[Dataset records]

________________

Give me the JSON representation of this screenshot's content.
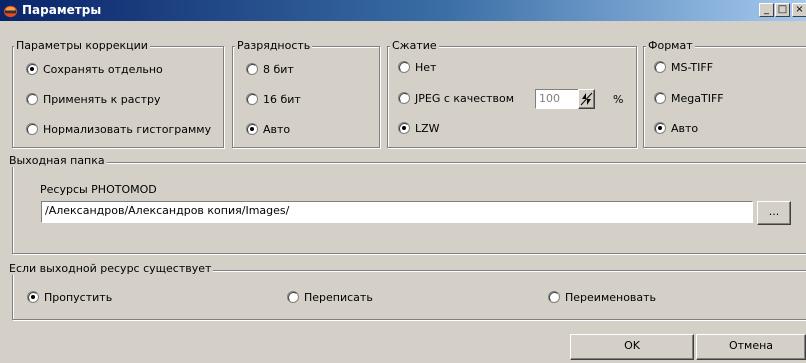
{
  "window": {
    "title": "Параметры",
    "minimize_glyph": "_",
    "maximize_glyph": "□",
    "close_glyph": "×"
  },
  "correction": {
    "title": "Параметры коррекции",
    "options": [
      "Сохранять отдельно",
      "Применять к растру",
      "Нормализовать гистограмму"
    ],
    "selected": "Сохранять отдельно"
  },
  "bitdepth": {
    "title": "Разрядность",
    "options": [
      "8 бит",
      "16 бит",
      "Авто"
    ],
    "selected": "Авто"
  },
  "compression": {
    "title": "Сжатие",
    "options": [
      "Нет",
      "JPEG с качеством",
      "LZW"
    ],
    "selected": "LZW",
    "quality_value": "100",
    "quality_unit": "%"
  },
  "format": {
    "title": "Формат",
    "options": [
      "MS-TIFF",
      "MegaTIFF",
      "Авто"
    ],
    "selected": "Авто"
  },
  "output_folder": {
    "title": "Выходная папка",
    "resource_label": "Ресурсы PHOTOMOD",
    "path_value": "/Александров/Александров копия/Images/",
    "browse_label": "..."
  },
  "if_exists": {
    "title": "Если выходной ресурс существует",
    "options": [
      "Пропустить",
      "Переписать",
      "Переименовать"
    ],
    "selected": "Пропустить"
  },
  "buttons": {
    "ok": "OK",
    "cancel": "Отмена"
  },
  "icons": {
    "app_icon": "photomod-icon",
    "radio": "radio-icon",
    "spin": "spin-arrows-icon"
  },
  "colors": {
    "face": "#d4d0c8",
    "title_start": "#0a246a",
    "title_end": "#a6caf0"
  }
}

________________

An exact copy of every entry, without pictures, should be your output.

Give me the JSON representation of this screenshot's content.
{
  "window": {
    "title": "Параметры",
    "minimize_glyph": "_",
    "maximize_glyph": "□",
    "close_glyph": "×"
  },
  "correction": {
    "title": "Параметры коррекции",
    "options": [
      "Сохранять отдельно",
      "Применять к растру",
      "Нормализовать гистограмму"
    ],
    "selected": "Сохранять отдельно"
  },
  "bitdepth": {
    "title": "Разрядность",
    "options": [
      "8 бит",
      "16 бит",
      "Авто"
    ],
    "selected": "Авто"
  },
  "compression": {
    "title": "Сжатие",
    "options": [
      "Нет",
      "JPEG с качеством",
      "LZW"
    ],
    "selected": "LZW",
    "quality_value": "100",
    "quality_unit": "%"
  },
  "format": {
    "title": "Формат",
    "options": [
      "MS-TIFF",
      "MegaTIFF",
      "Авто"
    ],
    "selected": "Авто"
  },
  "output_folder": {
    "title": "Выходная папка",
    "resource_label": "Ресурсы PHOTOMOD",
    "path_value": "/Александров/Александров копия/Images/",
    "browse_label": "..."
  },
  "if_exists": {
    "title": "Если выходной ресурс существует",
    "options": [
      "Пропустить",
      "Переписать",
      "Переименовать"
    ],
    "selected": "Пропустить"
  },
  "buttons": {
    "ok": "OK",
    "cancel": "Отмена"
  },
  "icons": {
    "app_icon": "photomod-icon",
    "radio": "radio-icon",
    "spin": "spin-arrows-icon"
  },
  "colors": {
    "face": "#d4d0c8",
    "title_start": "#0a246a",
    "title_end": "#a6caf0"
  }
}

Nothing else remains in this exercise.